• WHAT THE EXERCISE ASKS
Print all the records exactly as they stand.

• RECORDS FOR THIS EXERCISE
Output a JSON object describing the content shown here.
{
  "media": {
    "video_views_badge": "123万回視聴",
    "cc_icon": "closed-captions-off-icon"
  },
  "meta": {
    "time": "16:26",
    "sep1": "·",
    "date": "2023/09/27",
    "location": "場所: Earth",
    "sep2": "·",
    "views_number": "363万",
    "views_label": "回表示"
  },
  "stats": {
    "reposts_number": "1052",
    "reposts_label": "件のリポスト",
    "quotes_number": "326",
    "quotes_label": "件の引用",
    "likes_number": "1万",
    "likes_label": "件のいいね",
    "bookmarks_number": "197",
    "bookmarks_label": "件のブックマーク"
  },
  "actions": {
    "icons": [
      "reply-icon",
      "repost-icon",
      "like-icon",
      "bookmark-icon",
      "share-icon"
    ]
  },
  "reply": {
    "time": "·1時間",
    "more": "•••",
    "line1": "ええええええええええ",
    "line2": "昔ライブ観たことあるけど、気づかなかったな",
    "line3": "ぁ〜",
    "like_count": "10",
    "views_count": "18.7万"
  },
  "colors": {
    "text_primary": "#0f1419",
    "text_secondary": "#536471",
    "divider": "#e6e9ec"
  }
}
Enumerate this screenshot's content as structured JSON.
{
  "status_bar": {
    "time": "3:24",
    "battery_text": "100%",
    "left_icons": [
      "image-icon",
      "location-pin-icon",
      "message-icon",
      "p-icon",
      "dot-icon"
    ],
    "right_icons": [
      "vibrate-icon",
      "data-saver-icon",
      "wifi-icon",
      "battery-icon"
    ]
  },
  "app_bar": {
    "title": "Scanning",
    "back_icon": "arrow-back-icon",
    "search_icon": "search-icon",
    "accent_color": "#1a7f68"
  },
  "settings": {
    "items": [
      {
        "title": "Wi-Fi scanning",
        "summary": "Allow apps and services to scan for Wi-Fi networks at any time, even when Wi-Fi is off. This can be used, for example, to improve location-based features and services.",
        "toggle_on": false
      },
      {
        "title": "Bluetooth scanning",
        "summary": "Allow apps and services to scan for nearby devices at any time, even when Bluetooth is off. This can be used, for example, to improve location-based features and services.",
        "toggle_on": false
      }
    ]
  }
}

• SOLUTION FOR THIS PROBLEM
Output a JSON object describing the content shown here.
{
  "media": {
    "video_views_badge": "123万回視聴",
    "cc_icon": "closed-captions-off-icon"
  },
  "meta": {
    "time": "16:26",
    "sep1": "·",
    "date": "2023/09/27",
    "location": "場所: Earth",
    "sep2": "·",
    "views_number": "363万",
    "views_label": "回表示"
  },
  "stats": {
    "reposts_number": "1052",
    "reposts_label": "件のリポスト",
    "quotes_number": "326",
    "quotes_label": "件の引用",
    "likes_number": "1万",
    "likes_label": "件のいいね",
    "bookmarks_number": "197",
    "bookmarks_label": "件のブックマーク"
  },
  "actions": {
    "icons": [
      "reply-icon",
      "repost-icon",
      "like-icon",
      "bookmark-icon",
      "share-icon"
    ]
  },
  "reply": {
    "time": "·1時間",
    "more": "•••",
    "line1": "ええええええええええ",
    "line2": "昔ライブ観たことあるけど、気づかなかったな",
    "line3": "ぁ〜",
    "like_count": "10",
    "views_count": "18.7万"
  },
  "colors": {
    "text_primary": "#0f1419",
    "text_secondary": "#536471",
    "divider": "#e6e9ec"
  }
}
Enumerate this screenshot's content as structured JSON.
{
  "status_bar": {
    "time": "3:24",
    "battery_text": "100%",
    "left_icons": [
      "image-icon",
      "location-pin-icon",
      "message-icon",
      "p-icon",
      "dot-icon"
    ],
    "right_icons": [
      "vibrate-icon",
      "data-saver-icon",
      "wifi-icon",
      "battery-icon"
    ]
  },
  "app_bar": {
    "title": "Scanning",
    "back_icon": "arrow-back-icon",
    "search_icon": "search-icon",
    "accent_color": "#1a7f68"
  },
  "settings": {
    "items": [
      {
        "title": "Wi-Fi scanning",
        "summary": "Allow apps and services to scan for Wi-Fi networks at any time, even when Wi-Fi is off. This can be used, for example, to improve location-based features and services.",
        "toggle_on": false
      },
      {
        "title": "Bluetooth scanning",
        "summary": "Allow apps and services to scan for nearby devices at any time, even when Bluetooth is off. This can be used, for example, to improve location-based features and services.",
        "toggle_on": false
      }
    ]
  }
}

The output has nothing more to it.